Look at names like Adrian Newey who was the genius behind Williams’ successes, the genius behind McLaren’s successes, and his genius has now placed Red Bull at the sharp end of the grid. It is people like him and Colin Chapman, John Barnard, Michael Schumacher and Ross Brawn who get teams to the top in F1. Toyota with its corporate committee structure does not allow genius to flourish. Always remember that a giraffe is a horse designed by a committee.
In its official statement of withdrawal, Toyota Motor Corporation (TMC) said, “‘TMC also wants to express its heartfelt gratitude to all Panasonic Toyota Racing drivers to date and to all Toyota Motorsport GmbH employees who have helped make the team’s achievements possible. TMC intends to do its best to find a solution for those parties who will be affected by any inconvenience this decision may cause.”
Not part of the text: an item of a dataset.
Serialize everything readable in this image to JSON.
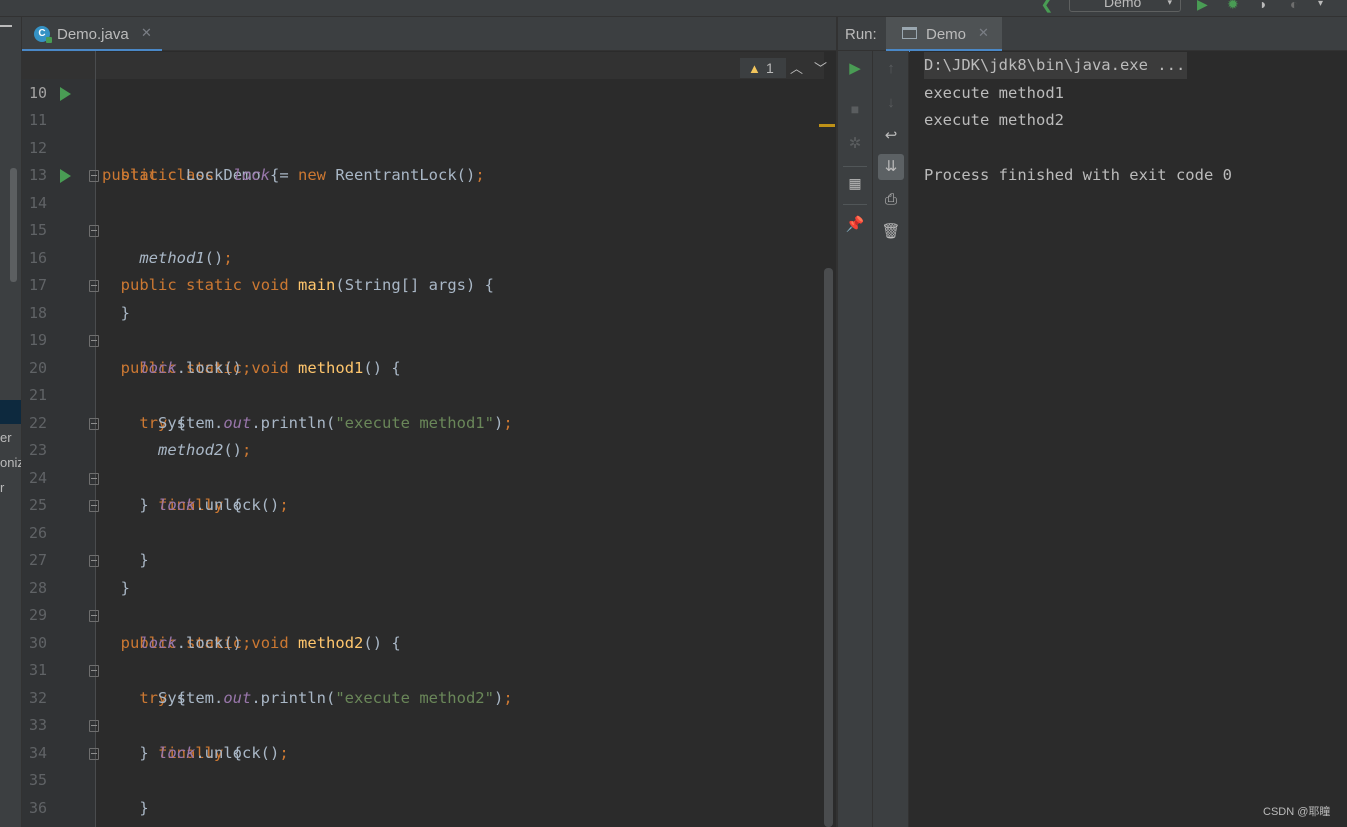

Large corporations always amaze me when they say things like “for those parties affected by any inconvenience this decision may cause.” Any inconvenience? They just threw an entire workforce out of a job and they call this an “inconvenience”?
I’m sorry, but I believe in motor racing with cars built by inventive genius, driven by drivers with a burning need to win. The ‘corporate’ F1 world of Bernie and his ilk do not understand what motor racing is, or what motor racing really means.
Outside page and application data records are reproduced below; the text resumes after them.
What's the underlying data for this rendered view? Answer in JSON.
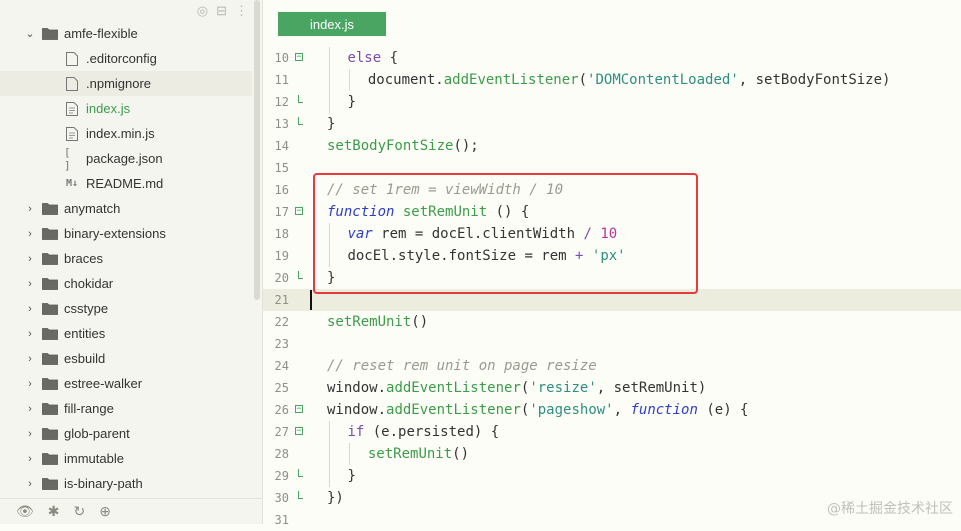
{
  "sidebar": {
    "tree": [
      {
        "type": "folder",
        "open": true,
        "depth": 1,
        "label": "amfe-flexible"
      },
      {
        "type": "file",
        "icon": "file",
        "depth": 2,
        "label": ".editorconfig"
      },
      {
        "type": "file",
        "icon": "file",
        "depth": 2,
        "label": ".npmignore",
        "selected": true
      },
      {
        "type": "file",
        "icon": "js",
        "depth": 2,
        "label": "index.js",
        "active": true
      },
      {
        "type": "file",
        "icon": "js",
        "depth": 2,
        "label": "index.min.js"
      },
      {
        "type": "file",
        "icon": "json",
        "depth": 2,
        "label": "package.json"
      },
      {
        "type": "file",
        "icon": "md",
        "depth": 2,
        "label": "README.md"
      },
      {
        "type": "folder",
        "open": false,
        "depth": 1,
        "label": "anymatch"
      },
      {
        "type": "folder",
        "open": false,
        "depth": 1,
        "label": "binary-extensions"
      },
      {
        "type": "folder",
        "open": false,
        "depth": 1,
        "label": "braces"
      },
      {
        "type": "folder",
        "open": false,
        "depth": 1,
        "label": "chokidar"
      },
      {
        "type": "folder",
        "open": false,
        "depth": 1,
        "label": "csstype"
      },
      {
        "type": "folder",
        "open": false,
        "depth": 1,
        "label": "entities"
      },
      {
        "type": "folder",
        "open": false,
        "depth": 1,
        "label": "esbuild"
      },
      {
        "type": "folder",
        "open": false,
        "depth": 1,
        "label": "estree-walker"
      },
      {
        "type": "folder",
        "open": false,
        "depth": 1,
        "label": "fill-range"
      },
      {
        "type": "folder",
        "open": false,
        "depth": 1,
        "label": "glob-parent"
      },
      {
        "type": "folder",
        "open": false,
        "depth": 1,
        "label": "immutable"
      },
      {
        "type": "folder",
        "open": false,
        "depth": 1,
        "label": "is-binary-path"
      }
    ],
    "toolbar_icons": [
      "target-icon",
      "collapse-icon",
      "more-icon"
    ],
    "bottom_icons": [
      "eye-icon",
      "bug-icon",
      "refresh-icon",
      "globe-icon"
    ]
  },
  "editor": {
    "tab_label": "index.js",
    "lines": [
      {
        "n": "10",
        "fold": "close",
        "indent": 1,
        "parts": [
          [
            "kw",
            "else"
          ],
          [
            "",
            "{"
          ]
        ]
      },
      {
        "n": "11",
        "indent": 2,
        "parts": [
          [
            "",
            "document."
          ],
          [
            "fn",
            "addEventListener"
          ],
          [
            "",
            "("
          ],
          [
            "str",
            "'DOMContentLoaded'"
          ],
          [
            "",
            ", setBodyFontSize)"
          ]
        ]
      },
      {
        "n": "12",
        "fold": "end",
        "indent": 1,
        "parts": [
          [
            "",
            "}"
          ]
        ]
      },
      {
        "n": "13",
        "fold": "end",
        "indent": 0,
        "parts": [
          [
            "",
            "}"
          ]
        ]
      },
      {
        "n": "14",
        "indent": 0,
        "parts": [
          [
            "fn",
            "setBodyFontSize"
          ],
          [
            "",
            "();"
          ]
        ]
      },
      {
        "n": "15",
        "indent": 0,
        "parts": []
      },
      {
        "n": "16",
        "indent": 0,
        "parts": [
          [
            "cmt",
            "// set 1rem = viewWidth / 10"
          ]
        ]
      },
      {
        "n": "17",
        "fold": "open",
        "indent": 0,
        "parts": [
          [
            "kwb",
            "function"
          ],
          [
            "",
            " "
          ],
          [
            "fn",
            "setRemUnit"
          ],
          [
            "",
            " () {"
          ]
        ]
      },
      {
        "n": "18",
        "indent": 1,
        "parts": [
          [
            "kwb",
            "var"
          ],
          [
            "",
            " rem = docEl.clientWidth "
          ],
          [
            "op",
            "/"
          ],
          [
            "",
            " "
          ],
          [
            "num",
            "10"
          ]
        ]
      },
      {
        "n": "19",
        "indent": 1,
        "parts": [
          [
            "",
            "docEl.style.fontSize = rem "
          ],
          [
            "op",
            "+"
          ],
          [
            "",
            " "
          ],
          [
            "str",
            "'px'"
          ]
        ]
      },
      {
        "n": "20",
        "fold": "end",
        "indent": 0,
        "parts": [
          [
            "",
            "}"
          ]
        ]
      },
      {
        "n": "21",
        "indent": 0,
        "current": true,
        "parts": []
      },
      {
        "n": "22",
        "indent": 0,
        "parts": [
          [
            "fn",
            "setRemUnit"
          ],
          [
            "",
            "()"
          ]
        ]
      },
      {
        "n": "23",
        "indent": 0,
        "parts": []
      },
      {
        "n": "24",
        "indent": 0,
        "parts": [
          [
            "cmt",
            "// reset rem unit on page resize"
          ]
        ]
      },
      {
        "n": "25",
        "indent": 0,
        "parts": [
          [
            "",
            "window."
          ],
          [
            "fn",
            "addEventListener"
          ],
          [
            "",
            "("
          ],
          [
            "str",
            "'resize'"
          ],
          [
            "",
            ", setRemUnit)"
          ]
        ]
      },
      {
        "n": "26",
        "fold": "open",
        "indent": 0,
        "parts": [
          [
            "",
            "window."
          ],
          [
            "fn",
            "addEventListener"
          ],
          [
            "",
            "("
          ],
          [
            "str",
            "'pageshow'"
          ],
          [
            "",
            ", "
          ],
          [
            "kwb",
            "function"
          ],
          [
            "",
            " (e) {"
          ]
        ]
      },
      {
        "n": "27",
        "fold": "open",
        "indent": 1,
        "parts": [
          [
            "kw",
            "if"
          ],
          [
            "",
            " (e.persisted) {"
          ]
        ]
      },
      {
        "n": "28",
        "indent": 2,
        "parts": [
          [
            "fn",
            "setRemUnit"
          ],
          [
            "",
            "()"
          ]
        ]
      },
      {
        "n": "29",
        "fold": "end",
        "indent": 1,
        "parts": [
          [
            "",
            "}"
          ]
        ]
      },
      {
        "n": "30",
        "fold": "end",
        "indent": 0,
        "parts": [
          [
            "",
            "})"
          ]
        ]
      },
      {
        "n": "31",
        "indent": 0,
        "parts": []
      }
    ]
  },
  "watermark": "@稀土掘金技术社区",
  "colors": {
    "accent": "#4aa563",
    "highlight_box": "#e83a3a"
  }
}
Is Renault the next to go?
Renault have called for patience as the French manufacturer weighs up the pros and cons of following Toyota out of F1. Following an extraordinary board meeting to discuss its future plans, there has been much speculation that Renault will also walk away, following the lead of Honda, BMW, Toyota and Bridgestone.
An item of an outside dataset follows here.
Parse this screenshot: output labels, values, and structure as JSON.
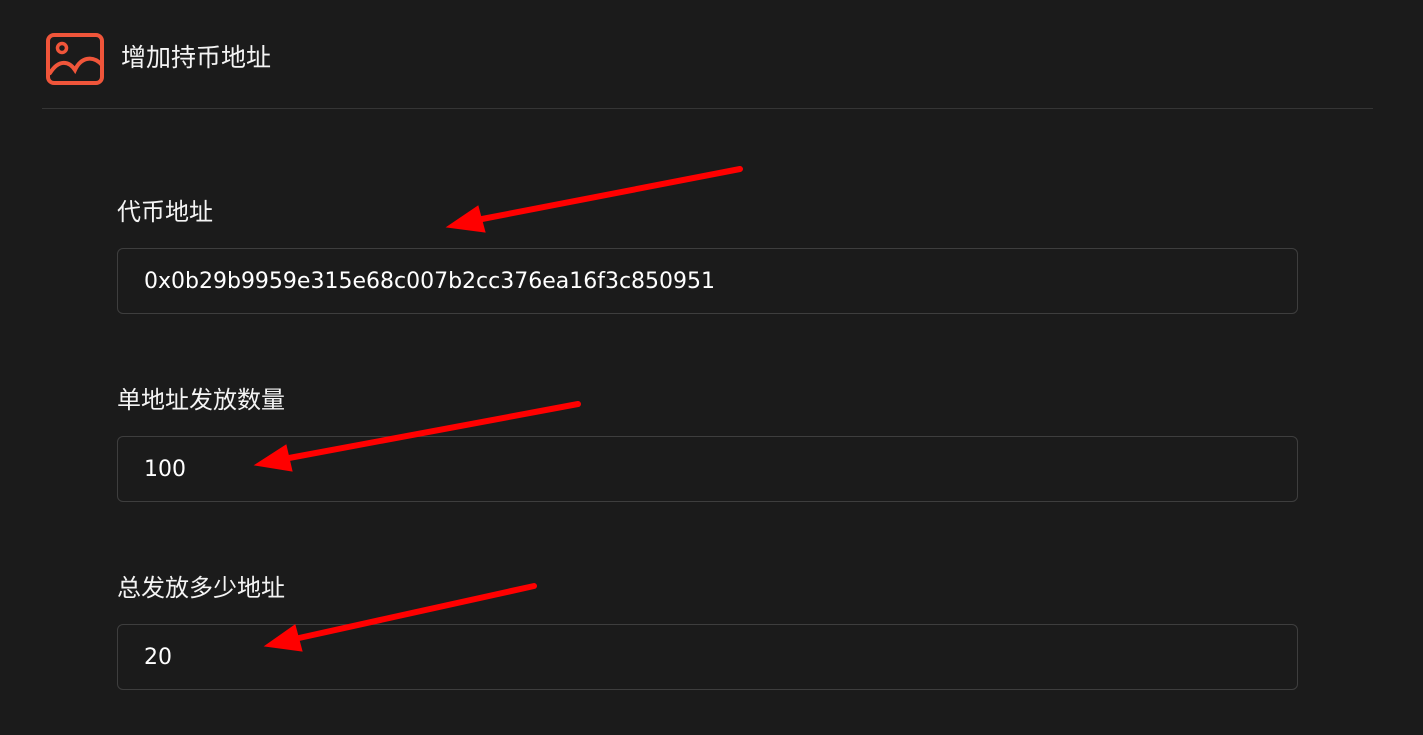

And with the recent Singapore race-fixing scandal fresh in the minds as well as the two year suspended ban hanging over their heads, the withdrawal of major sponsor ING and the economic problems in the auto industry, who could blame them?
Renault Chief Executive Carlos Ghosn has revealed that no decision was made at the extraordinary board meeting, although one will be forthcoming before the year is out.
“You will have to be patient,” Ghosn said. “We will make an announcement on our participation in Formula 1 before the end of the year.”
This is a rather strange decision (or lack of one) by the normally forthright Ghosn. With Kubica having signed a contract with Renault, where does he go if the answer is withdrawal at the end of the year? Will Renault continue to supply race engines to other teams? Toyota will not, so I would expect Renault to do the same if they do not continue as one of the teams. That will leave only Mercedes, Ferrari and Cosworth as engine suppliers. Red Bull, which has used Renault engines, will be watching (and waiting) with more than just a little interest.
There are also other new teams which did not get past the first round of talks with the FIA a few months ago, which will want to take Renault’s place, but they will be left with too little time to design and build a suitably competitive car.

This one won’t go again!

Bira circuit improvements
My good mate Alan and I, with my son in tow, went to the Bira circuit the other weekend to watch a club meeting there, which by the way was good fun. At lunchtime we strolled up to the pits to find that there is now a great area called the Bira Cafe, with a small convenience store next to it. The eating area was clean, tables and chairs, cutlery and refrigerated cold drinks, and plenty of very inexpensive hot food. It was a pleasure to eat there, and made the entire day more fun. Well done, Bira.

Club meeting at Bira